As the WEF announced the names of some of the 3,000 participants set to attend the meeting and details of the four-day agenda, it also published a gloomy outlook on international politics, economics, the environment and technology. 

Rising geopolitical and geo-economic tensions are the most urgent risks in 2019, with 90 percent of experts surveyed expecting further economic confrontation between major powers, according to the WEF’s annual Global Risks Report.

“The world’s ability to foster collective action in the face of urgent major crises has reached crisis levels, with worsening international relations hindering action across a growing array of serious challenges. Meanwhile, a darkening economic outlook, in part caused by geopolitical tensions, looks set to further reduce the potential for international cooperation in 2019,” it added.

Although political and economic worries were top of the immediate agenda for the 1,000 experts polled by the WEF, the environment and climate change are also a cause for concern, as are “rapidly evolving” cyber and technological threats, the WEF said.

Børge Brende, the WEF president, said: “With global trade and economic growth at risk in 2019, there is a more urgent need than ever to renew the architecture of international cooperation. We simply do not have the gunpowder to deal with the kind of slowdown that current dynamics might lead us toward. What we need now is coordinated, concerted action to sustain growth and to tackle the grave threats facing our world today.”

The leaders who will begin to arrive in Switzerland in the next week include Shinzo Abe, prime minister of Japan; Jair Bolsonaro, president of Brazil; Angela Merkel, chancellor of Germany; and Wang Qishan, vice president of China.

With US President Donald Trump pulling out of the meeting to deal with the partial government shutdown, the American delegation is expected to be led by Steven Mnuchin, Treasury secretary, and Mike Pompeo, secretary of state.

The Middle East is well represented at the meeting, with at least nine heads of state or government from the region, including Palestine, Iraq, Egypt, Jordan and Lebanon. Saudi Arabia will be represented by a team of senior policymakers and business leaders.

The risk report will give them all food for thought in the Alpine resort.

Asking whether the world is “sleepwalking into a crisis,” the report responded: “Global risks are intensifying but the collective will to tackle them appears to be lacking. Instead, divisions are hardening. The world’s move into a new phase of strongly state-centered politics continued throughout 2018.

“The idea of ‘taking back control’ — whether domestically from political rivals or externally from multilateral or supranational organizations — resonates across many countries and many issues.”

Macro-economic risks have moved into sharper focus, it said. 

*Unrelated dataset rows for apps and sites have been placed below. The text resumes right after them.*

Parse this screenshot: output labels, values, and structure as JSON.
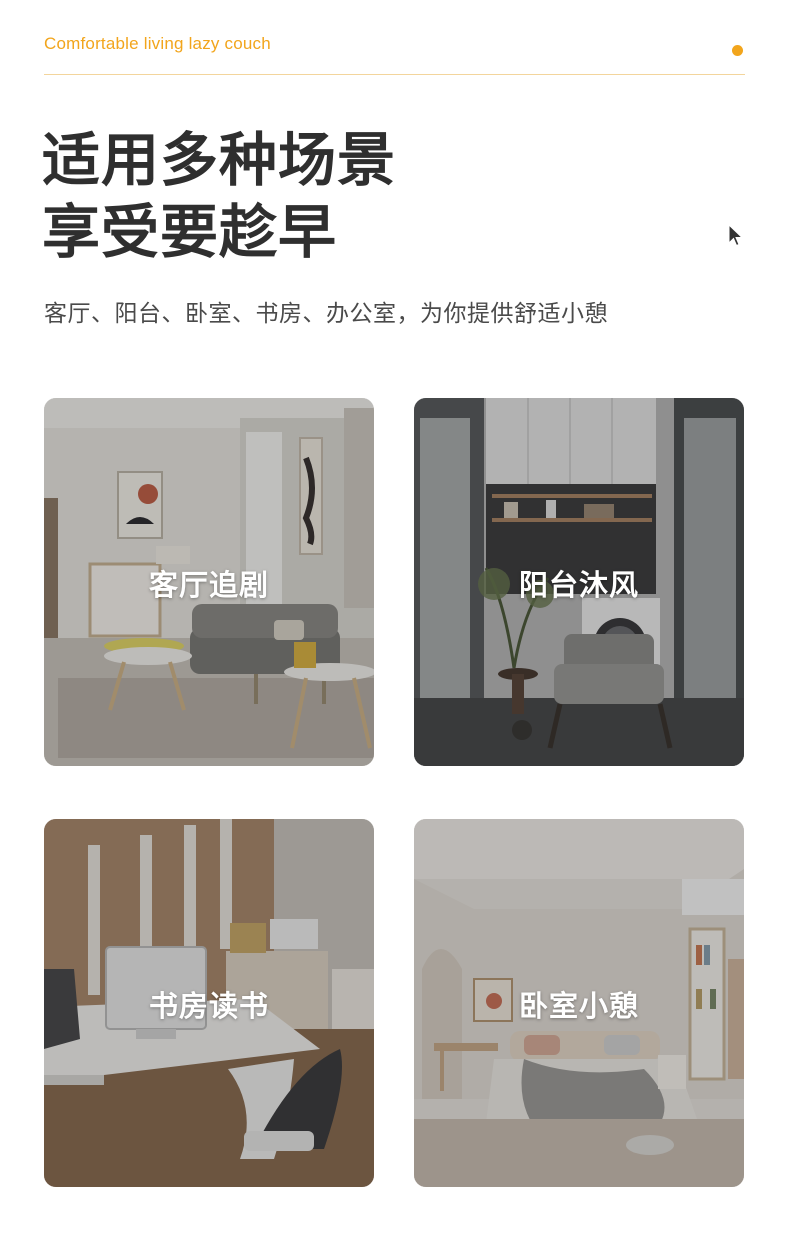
{
  "header": {
    "tagline": "Comfortable living lazy couch",
    "accent_color": "#f2a51c"
  },
  "headline": {
    "line1": "适用多种场景",
    "line2": "享受要趁早"
  },
  "subtitle": "客厅、阳台、卧室、书房、办公室，为你提供舒适小憩",
  "scenes": [
    {
      "label": "客厅追剧",
      "icon": "living-room-photo"
    },
    {
      "label": "阳台沐风",
      "icon": "balcony-photo"
    },
    {
      "label": "书房读书",
      "icon": "study-room-photo"
    },
    {
      "label": "卧室小憩",
      "icon": "bedroom-photo"
    }
  ]
}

“Financial market volatility increased and the headwinds facing the global economy intensified. The rate of global growth appears to have peaked,” the report said, pointing to a slowdown in growth forecasts for China as well as high levels of global debt — at 225 percent of global gross domestic product (GDP), significantly higher than before the financial crisis 10 years ago.

Raising the prospect of a “climate catastrophe,” the report said extreme weather, which many experts attribute to rapid climate change, was a risk of great concern. “The results of climate inaction are becoming increasingly clear,’ the WEF said.

Of the 3,000 participants at Davos, which runs from Jan. 22 to 25, around 78 percent are men, with an average age of 54. 

The oldest will be the 92-year-old British broadcaster David Attenborough, the youngest 16-year-old South African wildlife photographer Skye Meaker.